  • Völsunga saga — Die Völsunga saga ist eine isländische Saga aus der zweiten Hälfte des 13. Jahrhunderts und zählt zu den Vorzeitsagas. Dabei handelt es sich um eine Prosaparaphrase der in der Liederedda enthaltenen Heldenlieder, beginnend mit den Helgi Liedern… …   Deutsch Wikipedia

  • Volsunga-Saga — Die Völsunga saga ist eine isländische Saga aus der zweiten Hälfte des 13. Jahrhunderts und zählt zu den Vorzeitsagas. Dabei handelt es sich um eine Prosaparaphrase der in der Liederedda enthaltenen Heldenlieder; beginnend mit den Helgi Liedern… …   Deutsch Wikipedia

  • Völsunga-Saga — Die Völsunga saga ist eine isländische Saga aus der zweiten Hälfte des 13. Jahrhunderts und zählt zu den Vorzeitsagas.
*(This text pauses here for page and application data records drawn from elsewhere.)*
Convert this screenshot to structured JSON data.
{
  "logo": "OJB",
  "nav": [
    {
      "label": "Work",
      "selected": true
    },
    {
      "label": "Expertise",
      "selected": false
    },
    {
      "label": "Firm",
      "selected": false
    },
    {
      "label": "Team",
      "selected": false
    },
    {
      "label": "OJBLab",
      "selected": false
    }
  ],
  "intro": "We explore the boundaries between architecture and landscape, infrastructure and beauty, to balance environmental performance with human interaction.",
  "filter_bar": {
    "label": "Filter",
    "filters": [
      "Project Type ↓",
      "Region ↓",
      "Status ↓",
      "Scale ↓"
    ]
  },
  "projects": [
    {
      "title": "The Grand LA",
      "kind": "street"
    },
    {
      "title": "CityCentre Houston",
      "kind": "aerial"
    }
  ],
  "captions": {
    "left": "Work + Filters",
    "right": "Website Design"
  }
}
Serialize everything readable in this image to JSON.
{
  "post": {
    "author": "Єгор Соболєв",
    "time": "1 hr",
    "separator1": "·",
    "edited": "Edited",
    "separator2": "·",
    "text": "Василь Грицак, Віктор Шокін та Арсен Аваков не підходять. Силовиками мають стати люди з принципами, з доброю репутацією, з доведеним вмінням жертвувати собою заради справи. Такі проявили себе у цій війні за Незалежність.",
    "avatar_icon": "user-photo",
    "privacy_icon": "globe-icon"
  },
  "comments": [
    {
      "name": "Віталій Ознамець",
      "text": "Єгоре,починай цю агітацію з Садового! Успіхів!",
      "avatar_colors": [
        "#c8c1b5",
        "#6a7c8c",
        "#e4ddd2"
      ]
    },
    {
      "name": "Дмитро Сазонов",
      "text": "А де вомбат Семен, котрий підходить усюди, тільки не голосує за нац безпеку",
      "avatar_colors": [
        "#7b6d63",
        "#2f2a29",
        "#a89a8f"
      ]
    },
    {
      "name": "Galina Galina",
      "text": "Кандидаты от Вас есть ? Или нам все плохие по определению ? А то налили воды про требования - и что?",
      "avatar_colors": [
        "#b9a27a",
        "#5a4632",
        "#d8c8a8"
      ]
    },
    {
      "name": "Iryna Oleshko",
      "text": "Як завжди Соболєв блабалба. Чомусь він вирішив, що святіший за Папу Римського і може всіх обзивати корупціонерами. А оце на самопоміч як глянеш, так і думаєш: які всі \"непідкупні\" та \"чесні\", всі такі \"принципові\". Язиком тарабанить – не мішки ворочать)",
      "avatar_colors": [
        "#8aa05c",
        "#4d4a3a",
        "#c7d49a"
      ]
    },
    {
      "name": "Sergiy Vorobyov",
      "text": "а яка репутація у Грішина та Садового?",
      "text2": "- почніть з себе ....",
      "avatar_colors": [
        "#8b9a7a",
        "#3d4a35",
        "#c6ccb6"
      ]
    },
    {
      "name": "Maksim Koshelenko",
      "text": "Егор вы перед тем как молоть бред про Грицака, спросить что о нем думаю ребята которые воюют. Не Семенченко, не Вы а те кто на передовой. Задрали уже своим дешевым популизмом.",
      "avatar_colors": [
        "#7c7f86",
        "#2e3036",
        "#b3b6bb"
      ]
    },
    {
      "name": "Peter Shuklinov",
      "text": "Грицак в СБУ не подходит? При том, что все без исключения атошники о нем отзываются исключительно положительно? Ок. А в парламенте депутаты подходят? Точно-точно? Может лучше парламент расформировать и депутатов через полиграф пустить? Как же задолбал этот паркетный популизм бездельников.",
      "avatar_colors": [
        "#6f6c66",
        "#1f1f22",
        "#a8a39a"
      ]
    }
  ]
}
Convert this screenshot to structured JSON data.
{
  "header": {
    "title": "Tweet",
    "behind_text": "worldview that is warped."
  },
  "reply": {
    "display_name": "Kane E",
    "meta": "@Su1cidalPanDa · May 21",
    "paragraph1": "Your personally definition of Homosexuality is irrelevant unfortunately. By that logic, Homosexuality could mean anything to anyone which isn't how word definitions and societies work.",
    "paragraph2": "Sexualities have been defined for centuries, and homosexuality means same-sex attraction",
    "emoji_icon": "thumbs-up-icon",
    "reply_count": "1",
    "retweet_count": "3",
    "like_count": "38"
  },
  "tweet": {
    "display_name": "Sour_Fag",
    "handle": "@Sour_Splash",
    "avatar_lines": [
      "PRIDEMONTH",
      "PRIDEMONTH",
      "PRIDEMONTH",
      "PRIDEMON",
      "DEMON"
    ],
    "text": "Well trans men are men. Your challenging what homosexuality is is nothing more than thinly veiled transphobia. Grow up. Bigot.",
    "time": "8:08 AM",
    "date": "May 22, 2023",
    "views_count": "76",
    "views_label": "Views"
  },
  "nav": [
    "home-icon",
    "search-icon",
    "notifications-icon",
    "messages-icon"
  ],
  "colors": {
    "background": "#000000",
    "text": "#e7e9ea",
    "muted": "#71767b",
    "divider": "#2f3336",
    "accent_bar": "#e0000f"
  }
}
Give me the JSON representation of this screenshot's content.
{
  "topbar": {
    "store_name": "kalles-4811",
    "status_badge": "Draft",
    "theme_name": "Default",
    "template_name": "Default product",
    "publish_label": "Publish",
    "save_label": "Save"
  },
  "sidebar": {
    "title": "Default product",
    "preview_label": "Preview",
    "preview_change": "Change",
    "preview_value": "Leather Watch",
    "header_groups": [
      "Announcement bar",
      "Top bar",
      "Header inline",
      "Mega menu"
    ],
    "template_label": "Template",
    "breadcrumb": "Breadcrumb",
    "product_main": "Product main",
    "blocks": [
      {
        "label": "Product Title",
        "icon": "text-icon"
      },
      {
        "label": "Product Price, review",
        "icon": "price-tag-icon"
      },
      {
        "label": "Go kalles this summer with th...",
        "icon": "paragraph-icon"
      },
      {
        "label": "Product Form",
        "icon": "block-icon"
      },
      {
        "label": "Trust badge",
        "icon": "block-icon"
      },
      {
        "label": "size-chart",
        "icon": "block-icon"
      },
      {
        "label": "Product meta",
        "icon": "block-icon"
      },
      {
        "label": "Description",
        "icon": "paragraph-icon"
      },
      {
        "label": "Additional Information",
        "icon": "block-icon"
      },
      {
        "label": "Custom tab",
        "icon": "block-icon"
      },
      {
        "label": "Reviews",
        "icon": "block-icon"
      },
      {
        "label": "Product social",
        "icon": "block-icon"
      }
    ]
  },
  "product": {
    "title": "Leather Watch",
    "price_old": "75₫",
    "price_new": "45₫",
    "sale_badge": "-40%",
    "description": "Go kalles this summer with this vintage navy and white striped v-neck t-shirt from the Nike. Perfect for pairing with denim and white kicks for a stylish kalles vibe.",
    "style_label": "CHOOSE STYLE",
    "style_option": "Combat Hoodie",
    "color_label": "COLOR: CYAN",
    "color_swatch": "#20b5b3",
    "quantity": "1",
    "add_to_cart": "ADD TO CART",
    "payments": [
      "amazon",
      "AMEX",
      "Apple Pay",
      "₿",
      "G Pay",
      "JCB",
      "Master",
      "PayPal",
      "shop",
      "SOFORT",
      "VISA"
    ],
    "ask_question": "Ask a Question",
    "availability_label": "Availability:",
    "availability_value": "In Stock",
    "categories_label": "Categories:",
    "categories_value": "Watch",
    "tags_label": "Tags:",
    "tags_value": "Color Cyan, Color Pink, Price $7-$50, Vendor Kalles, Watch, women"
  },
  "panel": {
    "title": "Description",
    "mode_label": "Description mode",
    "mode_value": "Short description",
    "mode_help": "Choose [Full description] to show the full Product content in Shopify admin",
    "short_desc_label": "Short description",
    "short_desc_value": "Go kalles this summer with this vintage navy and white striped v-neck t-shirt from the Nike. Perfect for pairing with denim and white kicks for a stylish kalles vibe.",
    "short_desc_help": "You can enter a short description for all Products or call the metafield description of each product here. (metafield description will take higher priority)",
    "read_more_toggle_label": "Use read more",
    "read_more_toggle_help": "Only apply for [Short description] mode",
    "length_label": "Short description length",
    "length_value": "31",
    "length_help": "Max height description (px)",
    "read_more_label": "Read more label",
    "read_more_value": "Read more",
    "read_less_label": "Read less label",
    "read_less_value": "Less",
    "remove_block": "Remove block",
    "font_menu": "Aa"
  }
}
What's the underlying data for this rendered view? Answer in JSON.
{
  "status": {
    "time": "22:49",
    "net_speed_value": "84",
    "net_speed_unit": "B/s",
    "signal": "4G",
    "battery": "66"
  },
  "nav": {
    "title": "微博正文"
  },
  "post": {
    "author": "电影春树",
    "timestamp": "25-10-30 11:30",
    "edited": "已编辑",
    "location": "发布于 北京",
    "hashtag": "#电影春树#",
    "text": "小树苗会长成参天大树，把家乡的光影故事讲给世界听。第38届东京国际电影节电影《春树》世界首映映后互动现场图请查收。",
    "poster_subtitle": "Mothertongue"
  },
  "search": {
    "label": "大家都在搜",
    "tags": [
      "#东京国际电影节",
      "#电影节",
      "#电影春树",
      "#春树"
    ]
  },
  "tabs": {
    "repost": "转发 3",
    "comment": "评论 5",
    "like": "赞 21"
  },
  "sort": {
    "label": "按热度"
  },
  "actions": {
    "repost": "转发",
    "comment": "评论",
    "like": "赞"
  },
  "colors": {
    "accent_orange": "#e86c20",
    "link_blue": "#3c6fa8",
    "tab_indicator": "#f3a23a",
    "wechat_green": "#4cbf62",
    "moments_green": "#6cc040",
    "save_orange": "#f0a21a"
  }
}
Dabei handelt es sich um eine Prosaparaphrase der in der Liederedda enthaltenen Heldenlieder; beginnend mit den Helgi Liedern… …   Deutsch Wikipedia

  • Völsunga saga — Vọ̈lsunga sạga   [v ], um 1260 auf Island entstandene umfangreiche Saga über die Geschichte der Wölsungen (der Nibelungen in der deutschen Überlieferung) mit der zentralen Gestalt des Sigurd (Siegfried), gegenüber dem »Nibelungenlied« erweitert… …   Universal-Lexikon

  • Völsunga saga — La Volsunga saga (ou Völsunga saga ou volsungasaga) est une saga légendaire nordique racontant l histoire du clan Volsung au cours des générations. C est une histoire d aventures, d amour et de tragédie dont l origine reste incertaine… …   Wikipédia en Français

  • Volsunga Saga — /vol soong geuh sah geuh/ an Icelandic saga of the late 13th century, concerning the family of the Volsungs, the theft of the cursed treasure of Andvari, the adventures of Sigurd, his wooing of Brynhild, his enchantment and marriage to Gudrun,… …   Universalium

  • Volsunga saga — /ˌvɒlsʊŋgə ˈsagə/ (say .volsoongguh sahguh) noun an Icelandic saga about the Nibelungs and the Volsungs, centring on the adventures of Sigurd. {Icelandic Völsungasaga} …   Australian English dictionary


Share the article and excerpts

Direct link
Do a right-click on the link above
and select “Copy Link”

We are using cookies for the best presentation of our site. Continuing to use this site, you agree with this.